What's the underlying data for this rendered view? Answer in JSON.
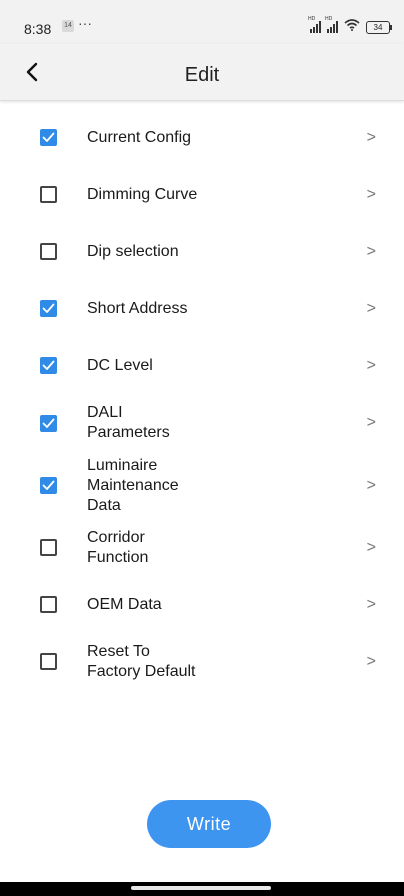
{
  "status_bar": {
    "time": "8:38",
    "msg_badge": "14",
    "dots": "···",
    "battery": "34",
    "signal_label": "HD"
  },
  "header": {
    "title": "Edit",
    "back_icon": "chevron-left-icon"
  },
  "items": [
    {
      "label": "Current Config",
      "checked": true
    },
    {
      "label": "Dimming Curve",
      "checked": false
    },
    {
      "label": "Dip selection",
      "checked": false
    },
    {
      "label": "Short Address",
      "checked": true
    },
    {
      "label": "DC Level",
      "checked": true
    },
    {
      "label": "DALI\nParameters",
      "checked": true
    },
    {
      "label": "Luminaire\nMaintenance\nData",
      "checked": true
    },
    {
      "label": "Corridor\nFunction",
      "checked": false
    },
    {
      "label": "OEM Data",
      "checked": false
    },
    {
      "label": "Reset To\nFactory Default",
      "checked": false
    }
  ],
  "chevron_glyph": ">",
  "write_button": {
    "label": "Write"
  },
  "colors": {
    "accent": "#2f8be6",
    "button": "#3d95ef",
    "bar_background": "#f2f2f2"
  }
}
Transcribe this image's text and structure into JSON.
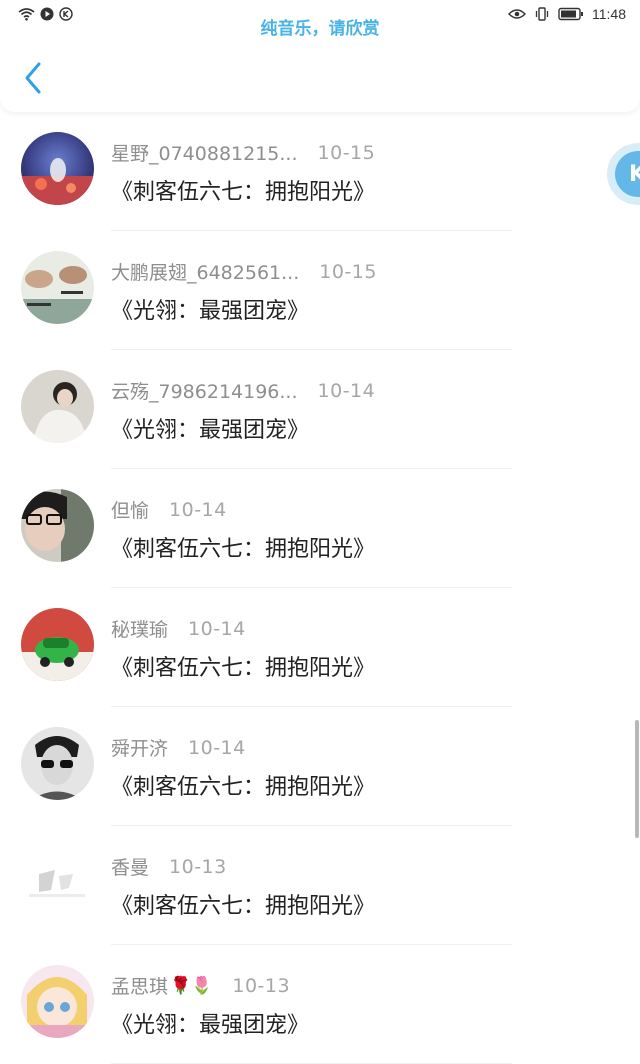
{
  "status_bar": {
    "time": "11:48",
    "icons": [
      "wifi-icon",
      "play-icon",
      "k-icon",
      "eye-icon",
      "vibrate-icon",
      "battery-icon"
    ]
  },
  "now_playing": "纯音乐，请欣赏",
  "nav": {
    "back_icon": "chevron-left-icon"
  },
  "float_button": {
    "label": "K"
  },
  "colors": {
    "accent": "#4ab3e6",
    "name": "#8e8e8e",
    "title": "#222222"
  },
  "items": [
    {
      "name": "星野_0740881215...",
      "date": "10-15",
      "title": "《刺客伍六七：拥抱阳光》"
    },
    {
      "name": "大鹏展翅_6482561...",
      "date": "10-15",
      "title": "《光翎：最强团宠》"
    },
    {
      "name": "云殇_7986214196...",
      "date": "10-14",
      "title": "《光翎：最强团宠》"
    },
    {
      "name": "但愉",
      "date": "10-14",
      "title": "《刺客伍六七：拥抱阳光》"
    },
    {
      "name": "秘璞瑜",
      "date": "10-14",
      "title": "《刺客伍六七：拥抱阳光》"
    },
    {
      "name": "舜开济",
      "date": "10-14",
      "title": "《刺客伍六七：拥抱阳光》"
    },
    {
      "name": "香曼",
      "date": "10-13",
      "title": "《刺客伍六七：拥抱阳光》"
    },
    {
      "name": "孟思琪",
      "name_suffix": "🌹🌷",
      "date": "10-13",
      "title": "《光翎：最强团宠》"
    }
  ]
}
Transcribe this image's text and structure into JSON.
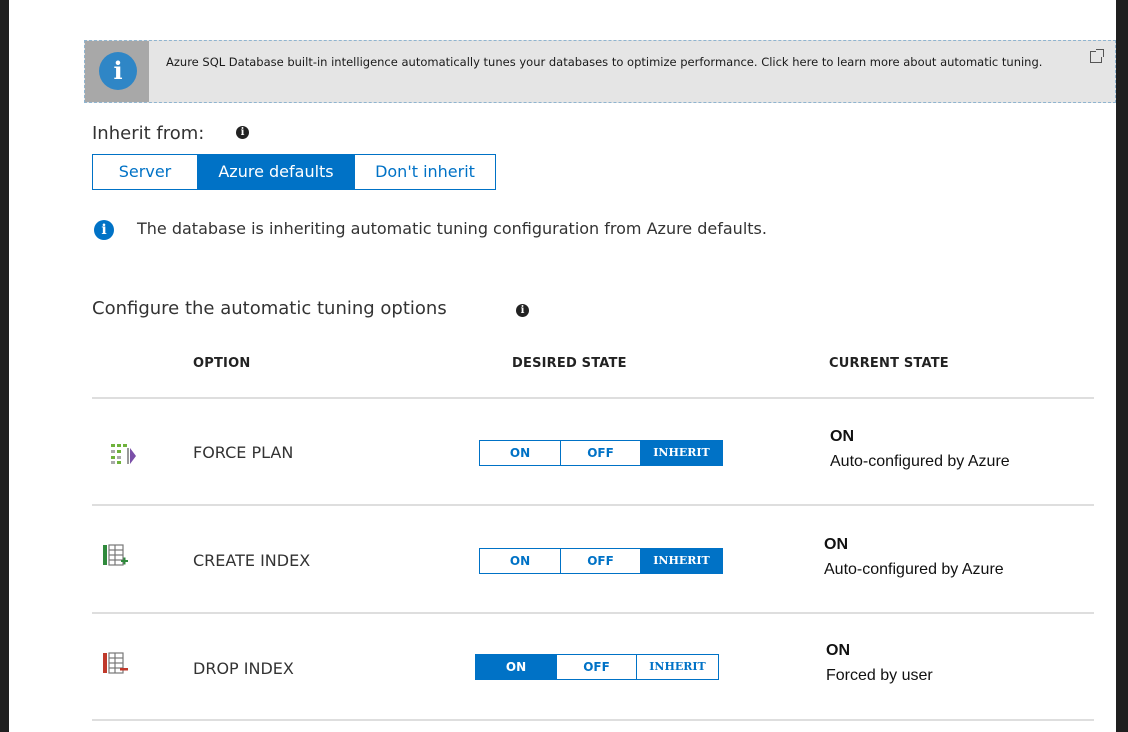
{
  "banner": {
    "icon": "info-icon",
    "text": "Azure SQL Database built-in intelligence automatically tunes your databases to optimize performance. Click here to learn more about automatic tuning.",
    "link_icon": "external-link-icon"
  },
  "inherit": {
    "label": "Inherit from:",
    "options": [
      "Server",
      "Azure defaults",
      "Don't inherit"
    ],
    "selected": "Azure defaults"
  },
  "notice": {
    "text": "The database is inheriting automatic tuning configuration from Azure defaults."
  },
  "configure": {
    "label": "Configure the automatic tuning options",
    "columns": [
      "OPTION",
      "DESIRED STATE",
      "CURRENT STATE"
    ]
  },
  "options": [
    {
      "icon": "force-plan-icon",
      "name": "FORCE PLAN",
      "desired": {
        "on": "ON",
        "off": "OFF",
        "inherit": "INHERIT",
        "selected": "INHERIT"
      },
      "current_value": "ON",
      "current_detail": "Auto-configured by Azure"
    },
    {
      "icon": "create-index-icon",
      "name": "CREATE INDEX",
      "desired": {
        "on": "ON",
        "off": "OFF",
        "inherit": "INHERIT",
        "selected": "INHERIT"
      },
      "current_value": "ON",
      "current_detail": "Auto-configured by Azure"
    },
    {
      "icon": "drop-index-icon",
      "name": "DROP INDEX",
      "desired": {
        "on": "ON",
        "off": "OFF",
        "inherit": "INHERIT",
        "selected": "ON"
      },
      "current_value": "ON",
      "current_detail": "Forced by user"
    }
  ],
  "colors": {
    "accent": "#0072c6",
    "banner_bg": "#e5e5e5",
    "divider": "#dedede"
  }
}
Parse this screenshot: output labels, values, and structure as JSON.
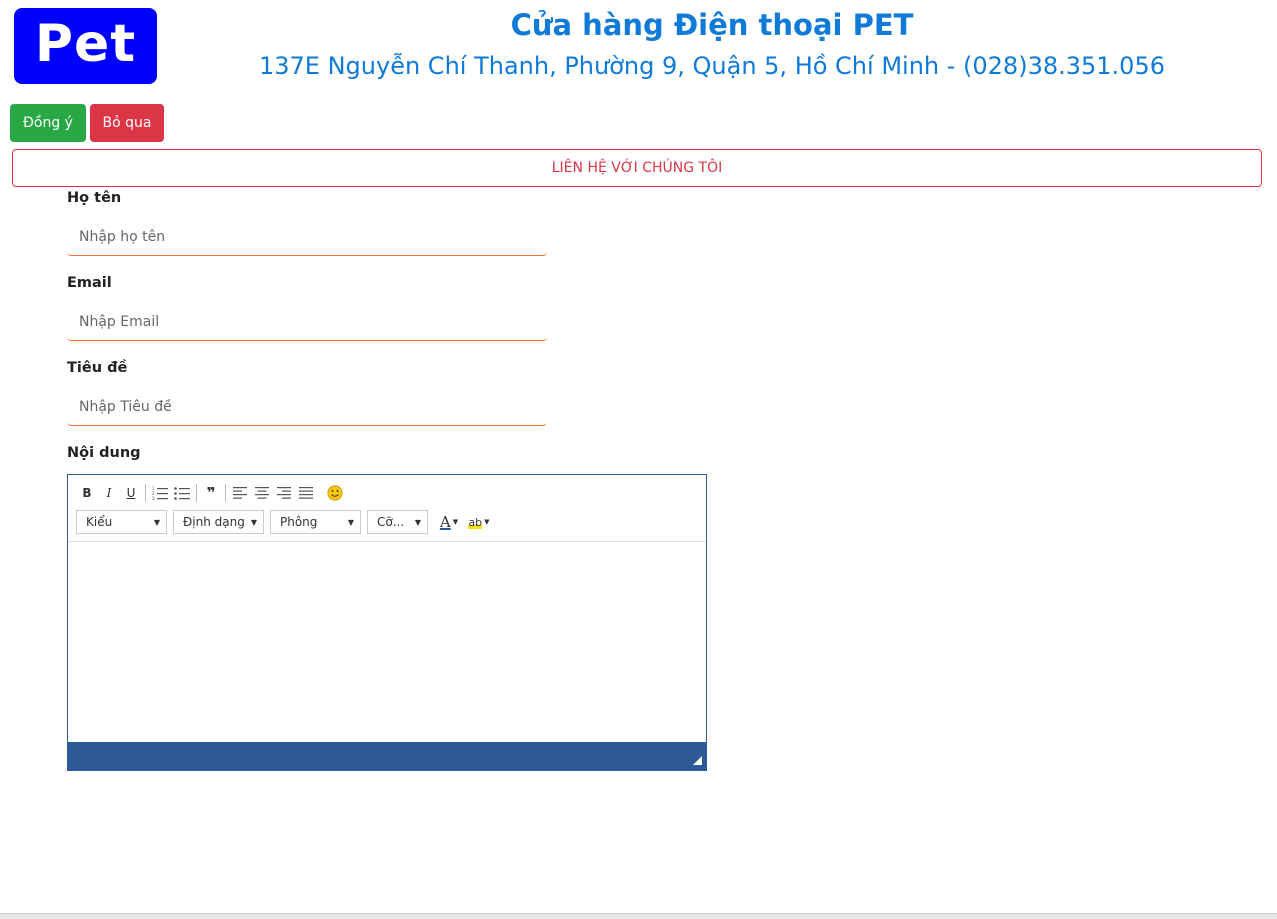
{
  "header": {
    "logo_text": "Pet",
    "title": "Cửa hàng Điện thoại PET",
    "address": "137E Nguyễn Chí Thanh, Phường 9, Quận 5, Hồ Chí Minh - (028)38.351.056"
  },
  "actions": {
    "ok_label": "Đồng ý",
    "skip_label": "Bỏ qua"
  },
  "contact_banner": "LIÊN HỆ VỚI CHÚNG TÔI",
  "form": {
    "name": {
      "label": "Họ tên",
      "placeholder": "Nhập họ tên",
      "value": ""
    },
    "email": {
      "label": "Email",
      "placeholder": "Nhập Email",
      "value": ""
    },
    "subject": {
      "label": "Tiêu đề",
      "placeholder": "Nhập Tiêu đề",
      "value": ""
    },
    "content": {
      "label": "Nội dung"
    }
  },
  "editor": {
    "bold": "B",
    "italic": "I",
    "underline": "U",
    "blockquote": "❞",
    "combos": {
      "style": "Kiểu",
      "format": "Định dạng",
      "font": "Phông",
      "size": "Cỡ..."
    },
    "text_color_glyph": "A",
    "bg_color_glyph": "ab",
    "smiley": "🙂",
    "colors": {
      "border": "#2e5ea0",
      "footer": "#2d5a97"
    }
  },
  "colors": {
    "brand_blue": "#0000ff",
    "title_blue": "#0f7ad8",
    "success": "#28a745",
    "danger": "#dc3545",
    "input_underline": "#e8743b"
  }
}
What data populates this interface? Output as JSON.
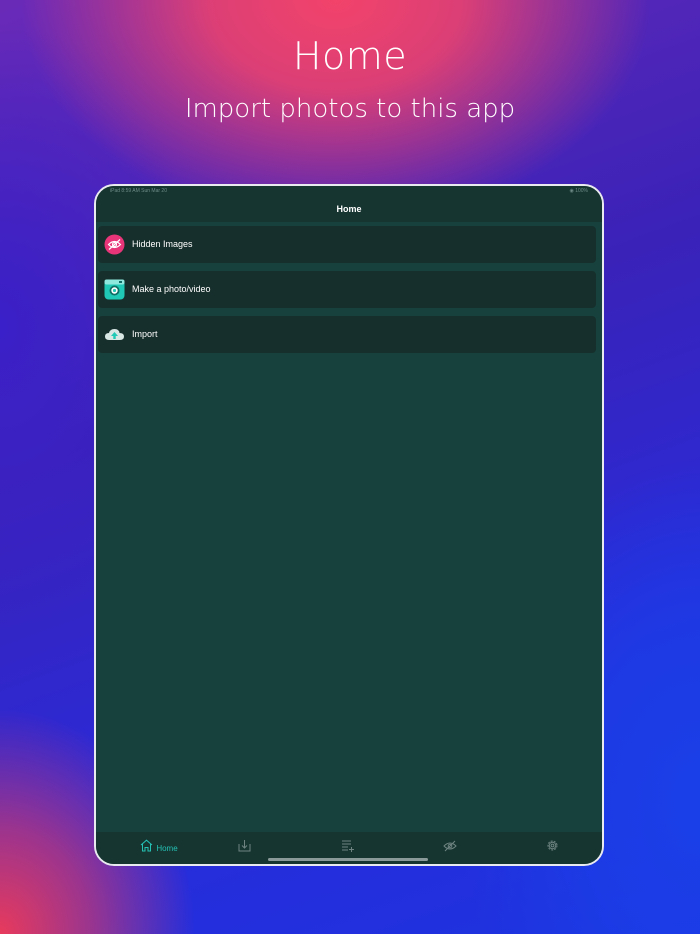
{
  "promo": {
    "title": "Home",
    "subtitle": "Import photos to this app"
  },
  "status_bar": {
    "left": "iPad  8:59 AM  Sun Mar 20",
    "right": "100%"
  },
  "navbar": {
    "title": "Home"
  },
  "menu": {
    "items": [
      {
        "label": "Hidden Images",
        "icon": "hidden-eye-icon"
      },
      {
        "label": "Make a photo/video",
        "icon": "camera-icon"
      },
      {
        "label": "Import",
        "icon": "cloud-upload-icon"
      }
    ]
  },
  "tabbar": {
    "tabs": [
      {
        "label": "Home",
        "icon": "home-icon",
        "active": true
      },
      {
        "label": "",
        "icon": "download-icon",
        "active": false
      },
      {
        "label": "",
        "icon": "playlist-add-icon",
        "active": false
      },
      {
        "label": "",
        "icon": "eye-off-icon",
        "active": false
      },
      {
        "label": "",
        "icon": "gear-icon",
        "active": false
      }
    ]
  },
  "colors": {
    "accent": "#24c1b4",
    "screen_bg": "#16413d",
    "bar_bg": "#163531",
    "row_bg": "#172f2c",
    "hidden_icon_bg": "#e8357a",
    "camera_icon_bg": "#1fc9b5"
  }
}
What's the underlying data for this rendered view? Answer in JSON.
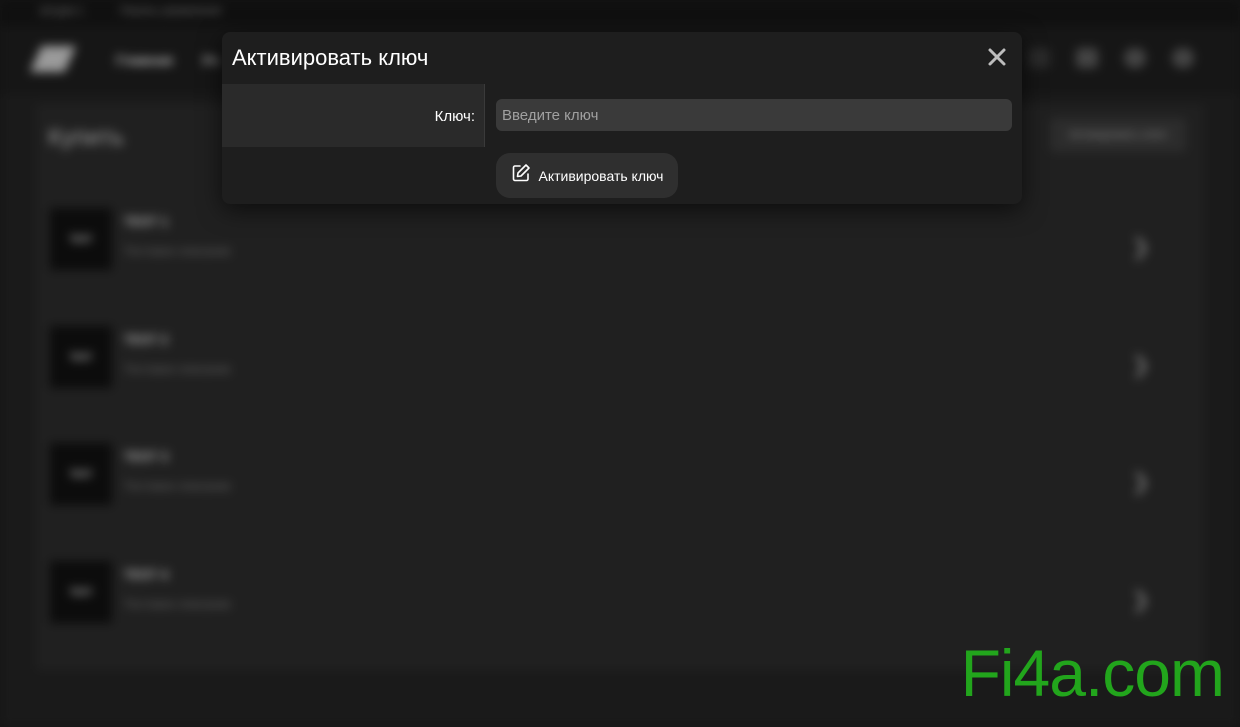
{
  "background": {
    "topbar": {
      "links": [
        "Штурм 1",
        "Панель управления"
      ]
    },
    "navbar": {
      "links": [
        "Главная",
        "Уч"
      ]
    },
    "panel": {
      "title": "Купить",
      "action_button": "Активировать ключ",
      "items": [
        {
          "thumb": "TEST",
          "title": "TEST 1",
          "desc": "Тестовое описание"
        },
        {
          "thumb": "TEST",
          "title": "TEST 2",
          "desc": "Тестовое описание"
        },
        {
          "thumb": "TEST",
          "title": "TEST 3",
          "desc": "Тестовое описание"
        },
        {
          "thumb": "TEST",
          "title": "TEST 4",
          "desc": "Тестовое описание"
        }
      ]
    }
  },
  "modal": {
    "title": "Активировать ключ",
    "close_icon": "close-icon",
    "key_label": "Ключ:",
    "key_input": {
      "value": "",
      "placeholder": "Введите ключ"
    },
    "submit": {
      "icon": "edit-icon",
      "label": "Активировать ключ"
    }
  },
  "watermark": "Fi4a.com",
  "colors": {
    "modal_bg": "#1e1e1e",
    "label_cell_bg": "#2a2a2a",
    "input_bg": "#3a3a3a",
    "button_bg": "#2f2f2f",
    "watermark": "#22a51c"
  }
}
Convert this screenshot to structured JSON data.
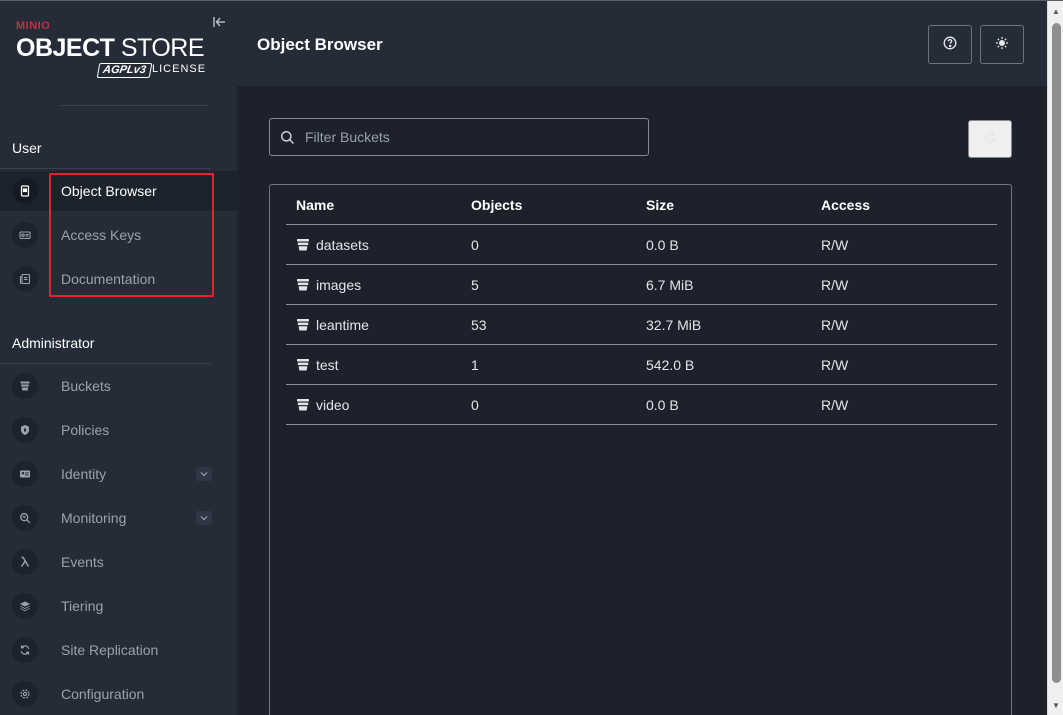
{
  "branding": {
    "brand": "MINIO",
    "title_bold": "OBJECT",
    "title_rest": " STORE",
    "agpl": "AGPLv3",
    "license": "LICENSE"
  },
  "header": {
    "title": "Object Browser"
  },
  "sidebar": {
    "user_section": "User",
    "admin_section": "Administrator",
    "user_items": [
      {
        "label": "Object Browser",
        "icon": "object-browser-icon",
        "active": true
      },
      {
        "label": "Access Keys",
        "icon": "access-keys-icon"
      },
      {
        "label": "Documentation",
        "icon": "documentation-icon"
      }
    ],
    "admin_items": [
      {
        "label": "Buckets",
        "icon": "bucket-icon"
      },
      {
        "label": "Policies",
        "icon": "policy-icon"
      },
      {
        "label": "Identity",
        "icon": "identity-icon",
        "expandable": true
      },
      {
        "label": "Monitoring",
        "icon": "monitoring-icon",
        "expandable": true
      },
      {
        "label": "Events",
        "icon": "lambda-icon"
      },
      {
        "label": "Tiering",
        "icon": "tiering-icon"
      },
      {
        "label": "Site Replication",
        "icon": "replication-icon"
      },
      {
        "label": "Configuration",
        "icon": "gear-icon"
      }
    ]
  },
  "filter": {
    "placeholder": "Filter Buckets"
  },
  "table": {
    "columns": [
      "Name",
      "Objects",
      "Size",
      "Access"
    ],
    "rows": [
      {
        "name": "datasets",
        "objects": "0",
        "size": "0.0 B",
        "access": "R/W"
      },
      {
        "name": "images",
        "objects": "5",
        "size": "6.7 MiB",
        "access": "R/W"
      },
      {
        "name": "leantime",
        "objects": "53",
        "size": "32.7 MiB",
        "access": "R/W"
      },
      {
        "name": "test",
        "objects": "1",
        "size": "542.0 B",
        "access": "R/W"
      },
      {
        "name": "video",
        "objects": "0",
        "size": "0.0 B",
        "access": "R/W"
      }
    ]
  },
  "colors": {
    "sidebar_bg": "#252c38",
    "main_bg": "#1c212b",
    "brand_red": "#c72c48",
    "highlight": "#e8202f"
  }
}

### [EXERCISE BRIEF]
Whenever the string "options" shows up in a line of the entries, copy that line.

### [WRITTEN RESPONSE]
    "options": [
    "label": "Configure the automatic tuning options",
  "options": [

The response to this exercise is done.